Elpida Memory Inc. bondholders are urging a Japanese court to reject Micron Technology Inc.s planned $2.5 billion takeover of the bankrupt memory-chip maker, saying the deal is severely detrimental.
The bondholders, claiming to represent Japanese and international pension funds, plan to propose an alternative to Microns deal, according to a copy of a filing in Tokyo District Court. Elpida filed for bankruptcy protection in February.
Micron, the Boise memory-chip manufacturer, agreed to buy Elpida on July 2 for $2.5 billion (200 billion yen) in a deal that would double the U.S. companys share of the global market for dynamic random access memory, the most widely used memory chips in personal computers, to about 24 percent.
The deal would help Micron vie with industry leader Samsung Electronics Co. while giving it greater control over supply gluts that have caused it to report losses amid falling prices.
The creditors cannot be compelled to accept a Micron transaction that produces a recovery below that which would result from a liquidation of the estate, the bondholders said.
An Elpida spokesman declined to comment. Dan Francisco, a spokesman for Micron, didnt immediately respond to a phone message and email.
Micron agreed to pay 60 billion yen in cash at the closing of the deal. The remaining 140 billion yen in future annual installments through 2019 will come from cash flow generated by Microns payments for chips made by Elpida, according to the July 2 statement.
Micron has said the installment payments will be interest-free, with no financial covenants, but the promise doesnt seem legally binding, according to the bondholders. Creditors cannot be confident that they will ever be made, the bondholders said.
Micron will be able to burden Elpida with debt, jeopardizing future payments, according to the filing.
Micron also gets all of Elpidas cash and working capital under the proposal, amounting to about 111 billion yen for its 60 billion yen upfront payment, the bondholders said.
Elpida may be paying Micron for Microns equity investment, the bondholders said.
Despite the objections, the bondholders arent likely to block the sale, analysts said.
It would be difficult for bondholders to scuttle the deal, said Koji Ishikawa, a lawyer at DLA Piper in Tokyo, who isnt involved in the case. Still, there may be room for negotiation if bonds are privately placed and have veto provisions, he said.
There may be a possibility for Micron to make some kind of consideration to bondholders, said Katsuhide Takahashi, a credit analyst at Citigroup in Tokyo.
Micron, the largest U.S. maker of computer memory, won approval from the Tokyo District Court in May to negotiate to buy Elpidas entire business after the Japanese company held two rounds of bidding. The July 2 agreement is subject to approval by the Tokyo court, which Elpida said it will seek in August. Creditors must also approve the agreement. The companies plan to complete the sale in the first half of 2013.

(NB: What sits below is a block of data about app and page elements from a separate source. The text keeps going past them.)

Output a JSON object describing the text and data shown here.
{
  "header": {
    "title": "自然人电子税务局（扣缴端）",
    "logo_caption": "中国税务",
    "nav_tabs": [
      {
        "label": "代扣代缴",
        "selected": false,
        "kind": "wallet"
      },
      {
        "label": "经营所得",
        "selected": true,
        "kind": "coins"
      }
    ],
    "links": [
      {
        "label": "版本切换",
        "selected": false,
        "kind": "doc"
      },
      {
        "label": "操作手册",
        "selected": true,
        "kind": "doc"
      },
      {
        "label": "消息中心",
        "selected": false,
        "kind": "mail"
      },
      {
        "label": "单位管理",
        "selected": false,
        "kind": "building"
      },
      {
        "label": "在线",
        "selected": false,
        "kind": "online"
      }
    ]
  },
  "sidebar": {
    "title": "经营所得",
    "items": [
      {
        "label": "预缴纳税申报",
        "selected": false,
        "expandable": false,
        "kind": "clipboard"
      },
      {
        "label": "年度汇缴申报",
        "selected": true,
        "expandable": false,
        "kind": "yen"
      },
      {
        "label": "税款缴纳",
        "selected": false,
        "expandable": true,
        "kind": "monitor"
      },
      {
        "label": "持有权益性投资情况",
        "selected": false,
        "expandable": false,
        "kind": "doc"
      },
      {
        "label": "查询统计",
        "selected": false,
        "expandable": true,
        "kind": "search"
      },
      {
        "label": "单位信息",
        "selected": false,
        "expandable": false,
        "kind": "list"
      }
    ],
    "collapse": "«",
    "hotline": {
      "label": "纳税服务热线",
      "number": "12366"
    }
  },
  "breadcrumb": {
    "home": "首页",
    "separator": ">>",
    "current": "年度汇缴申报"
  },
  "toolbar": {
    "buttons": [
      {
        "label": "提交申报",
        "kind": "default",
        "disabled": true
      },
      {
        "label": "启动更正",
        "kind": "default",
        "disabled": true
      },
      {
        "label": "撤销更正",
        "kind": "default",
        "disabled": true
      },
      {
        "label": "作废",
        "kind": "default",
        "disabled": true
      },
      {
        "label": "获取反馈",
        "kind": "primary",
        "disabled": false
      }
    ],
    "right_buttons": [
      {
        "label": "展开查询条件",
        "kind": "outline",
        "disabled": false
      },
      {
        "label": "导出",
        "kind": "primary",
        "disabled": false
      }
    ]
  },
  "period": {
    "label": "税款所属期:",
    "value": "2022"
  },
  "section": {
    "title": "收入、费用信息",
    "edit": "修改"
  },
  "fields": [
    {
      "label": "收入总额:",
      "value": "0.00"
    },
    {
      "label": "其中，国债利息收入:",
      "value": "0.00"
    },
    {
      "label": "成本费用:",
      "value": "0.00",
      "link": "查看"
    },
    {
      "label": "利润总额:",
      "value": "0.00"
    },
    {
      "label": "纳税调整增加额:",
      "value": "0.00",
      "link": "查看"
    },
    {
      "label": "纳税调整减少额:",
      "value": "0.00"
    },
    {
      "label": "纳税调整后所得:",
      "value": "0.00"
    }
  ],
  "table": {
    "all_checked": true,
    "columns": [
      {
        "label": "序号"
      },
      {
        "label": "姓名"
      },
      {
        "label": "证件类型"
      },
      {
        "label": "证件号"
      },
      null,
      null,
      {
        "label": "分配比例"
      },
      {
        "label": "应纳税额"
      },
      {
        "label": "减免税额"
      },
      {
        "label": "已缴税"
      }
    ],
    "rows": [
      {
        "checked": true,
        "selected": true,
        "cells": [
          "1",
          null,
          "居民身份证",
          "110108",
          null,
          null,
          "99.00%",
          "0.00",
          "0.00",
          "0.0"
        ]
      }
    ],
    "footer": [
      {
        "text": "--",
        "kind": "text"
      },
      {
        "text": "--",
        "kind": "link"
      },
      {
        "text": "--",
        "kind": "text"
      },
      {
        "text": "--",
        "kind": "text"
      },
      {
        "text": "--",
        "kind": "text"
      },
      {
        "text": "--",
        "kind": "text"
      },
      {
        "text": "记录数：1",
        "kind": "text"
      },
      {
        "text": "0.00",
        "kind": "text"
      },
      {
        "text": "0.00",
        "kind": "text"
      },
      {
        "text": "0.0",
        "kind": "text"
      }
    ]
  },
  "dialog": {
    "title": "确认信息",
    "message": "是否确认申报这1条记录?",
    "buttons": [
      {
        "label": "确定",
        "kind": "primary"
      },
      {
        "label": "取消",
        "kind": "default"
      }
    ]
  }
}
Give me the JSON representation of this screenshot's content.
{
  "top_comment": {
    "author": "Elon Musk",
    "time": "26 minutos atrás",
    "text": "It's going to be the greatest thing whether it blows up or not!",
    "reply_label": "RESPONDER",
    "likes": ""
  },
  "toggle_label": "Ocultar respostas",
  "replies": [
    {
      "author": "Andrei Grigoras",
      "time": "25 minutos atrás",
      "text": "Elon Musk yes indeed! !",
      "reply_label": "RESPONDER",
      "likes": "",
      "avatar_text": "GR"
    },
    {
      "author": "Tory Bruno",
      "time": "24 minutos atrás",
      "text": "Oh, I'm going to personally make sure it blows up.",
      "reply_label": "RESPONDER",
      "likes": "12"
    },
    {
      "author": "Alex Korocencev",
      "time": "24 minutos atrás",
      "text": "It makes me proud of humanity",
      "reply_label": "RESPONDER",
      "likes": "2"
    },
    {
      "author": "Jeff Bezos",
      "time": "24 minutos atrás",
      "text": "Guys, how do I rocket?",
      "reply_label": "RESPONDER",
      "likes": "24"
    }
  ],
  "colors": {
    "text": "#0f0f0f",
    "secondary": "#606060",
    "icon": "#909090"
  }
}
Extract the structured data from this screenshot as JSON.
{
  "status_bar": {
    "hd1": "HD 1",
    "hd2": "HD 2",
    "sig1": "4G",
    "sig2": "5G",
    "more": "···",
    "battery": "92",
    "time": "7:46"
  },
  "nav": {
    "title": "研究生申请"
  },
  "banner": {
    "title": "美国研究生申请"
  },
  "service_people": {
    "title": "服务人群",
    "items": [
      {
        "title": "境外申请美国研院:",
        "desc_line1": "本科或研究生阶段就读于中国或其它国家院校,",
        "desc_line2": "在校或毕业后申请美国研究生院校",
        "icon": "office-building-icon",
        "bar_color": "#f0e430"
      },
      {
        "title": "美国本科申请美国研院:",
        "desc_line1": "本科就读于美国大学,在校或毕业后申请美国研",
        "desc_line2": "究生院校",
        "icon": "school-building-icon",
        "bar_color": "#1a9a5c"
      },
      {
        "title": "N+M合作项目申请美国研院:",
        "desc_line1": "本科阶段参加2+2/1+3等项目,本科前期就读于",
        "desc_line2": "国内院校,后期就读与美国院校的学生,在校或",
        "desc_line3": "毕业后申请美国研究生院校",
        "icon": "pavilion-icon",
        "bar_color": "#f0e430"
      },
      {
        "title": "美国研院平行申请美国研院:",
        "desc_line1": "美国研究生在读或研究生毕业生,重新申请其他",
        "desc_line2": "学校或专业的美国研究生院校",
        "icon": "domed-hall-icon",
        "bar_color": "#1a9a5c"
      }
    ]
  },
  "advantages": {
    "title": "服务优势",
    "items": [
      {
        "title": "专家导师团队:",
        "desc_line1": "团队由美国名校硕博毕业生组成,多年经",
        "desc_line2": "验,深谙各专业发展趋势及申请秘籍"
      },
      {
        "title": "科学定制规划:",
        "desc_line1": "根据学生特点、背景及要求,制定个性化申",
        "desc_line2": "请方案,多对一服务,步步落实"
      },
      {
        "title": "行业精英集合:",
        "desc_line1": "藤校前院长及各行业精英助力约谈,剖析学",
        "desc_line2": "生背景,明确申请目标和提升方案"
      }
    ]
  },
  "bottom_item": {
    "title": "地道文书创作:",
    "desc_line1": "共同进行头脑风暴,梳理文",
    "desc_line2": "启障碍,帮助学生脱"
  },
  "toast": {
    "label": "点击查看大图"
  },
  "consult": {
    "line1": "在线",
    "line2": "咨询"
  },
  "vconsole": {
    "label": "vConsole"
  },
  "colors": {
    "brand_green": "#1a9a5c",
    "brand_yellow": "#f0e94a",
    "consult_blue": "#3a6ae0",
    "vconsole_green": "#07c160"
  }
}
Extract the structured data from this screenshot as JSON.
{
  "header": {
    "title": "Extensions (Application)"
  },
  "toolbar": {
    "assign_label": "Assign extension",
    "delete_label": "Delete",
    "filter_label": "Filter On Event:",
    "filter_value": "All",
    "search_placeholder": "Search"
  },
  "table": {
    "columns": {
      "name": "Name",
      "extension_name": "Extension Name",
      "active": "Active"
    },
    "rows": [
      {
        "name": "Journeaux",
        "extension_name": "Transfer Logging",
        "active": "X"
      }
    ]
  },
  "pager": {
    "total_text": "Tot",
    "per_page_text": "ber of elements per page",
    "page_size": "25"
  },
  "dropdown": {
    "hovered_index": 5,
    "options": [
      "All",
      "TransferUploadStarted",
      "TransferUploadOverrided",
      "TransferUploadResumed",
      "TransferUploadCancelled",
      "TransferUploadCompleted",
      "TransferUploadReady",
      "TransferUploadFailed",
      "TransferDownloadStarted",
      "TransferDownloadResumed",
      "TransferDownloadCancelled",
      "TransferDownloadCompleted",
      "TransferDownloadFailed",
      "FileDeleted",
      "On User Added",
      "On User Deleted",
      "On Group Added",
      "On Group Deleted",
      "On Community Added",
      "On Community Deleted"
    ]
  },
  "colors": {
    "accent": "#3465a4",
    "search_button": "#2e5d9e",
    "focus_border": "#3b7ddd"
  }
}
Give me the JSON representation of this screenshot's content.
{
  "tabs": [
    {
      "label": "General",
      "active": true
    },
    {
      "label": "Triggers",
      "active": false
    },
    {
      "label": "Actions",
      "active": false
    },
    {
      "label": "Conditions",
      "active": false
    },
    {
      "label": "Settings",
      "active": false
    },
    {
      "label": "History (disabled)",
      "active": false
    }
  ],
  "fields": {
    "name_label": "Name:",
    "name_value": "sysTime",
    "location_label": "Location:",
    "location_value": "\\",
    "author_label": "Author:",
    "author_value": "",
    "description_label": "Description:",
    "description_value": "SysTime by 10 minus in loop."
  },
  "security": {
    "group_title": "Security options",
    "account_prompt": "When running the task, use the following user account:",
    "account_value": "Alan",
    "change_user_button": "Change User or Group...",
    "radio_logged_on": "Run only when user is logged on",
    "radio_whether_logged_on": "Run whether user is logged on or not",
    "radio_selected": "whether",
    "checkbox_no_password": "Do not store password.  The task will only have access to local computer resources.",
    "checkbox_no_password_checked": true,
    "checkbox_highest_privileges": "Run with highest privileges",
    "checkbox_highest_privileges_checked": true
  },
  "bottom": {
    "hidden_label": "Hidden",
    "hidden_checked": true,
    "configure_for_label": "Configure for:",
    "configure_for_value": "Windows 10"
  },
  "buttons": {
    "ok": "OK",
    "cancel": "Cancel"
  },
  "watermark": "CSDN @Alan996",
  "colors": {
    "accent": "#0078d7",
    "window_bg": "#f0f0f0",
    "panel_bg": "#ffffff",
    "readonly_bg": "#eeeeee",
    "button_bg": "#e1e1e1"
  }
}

In a related transaction, Micron also agreed earlier this month to buy Taiwan-based Powerchip Technology Corp.s 24 percent stake in DRAM maker Rexchip Electronics Corp. for about $334 million (10 billion New Taiwan dollars). Elpida already has a 65 percent stake in Rexchip.
Elpida sought protection from creditors in February after prices of DRAM chips plummeted. The lower prices and a stronger yen, which erodes the value of repatriated earnings from overseas, led the company to report a fifth straight quarter of losses. South Korea's SK Hynix Inc., the only company that had publicly expressed interest in buying Elpida at the time, decided not to participate in the second round of bidding.
DRAM prices are set to rise over the next two years, with supply growth below 40 percent, the bondholders said, citing a Deutsche Bank AG analysis of the market.
A translation of the bondholders' court filing was submitted July 9 in U.S. Bankruptcy Court in Wilmington, Del.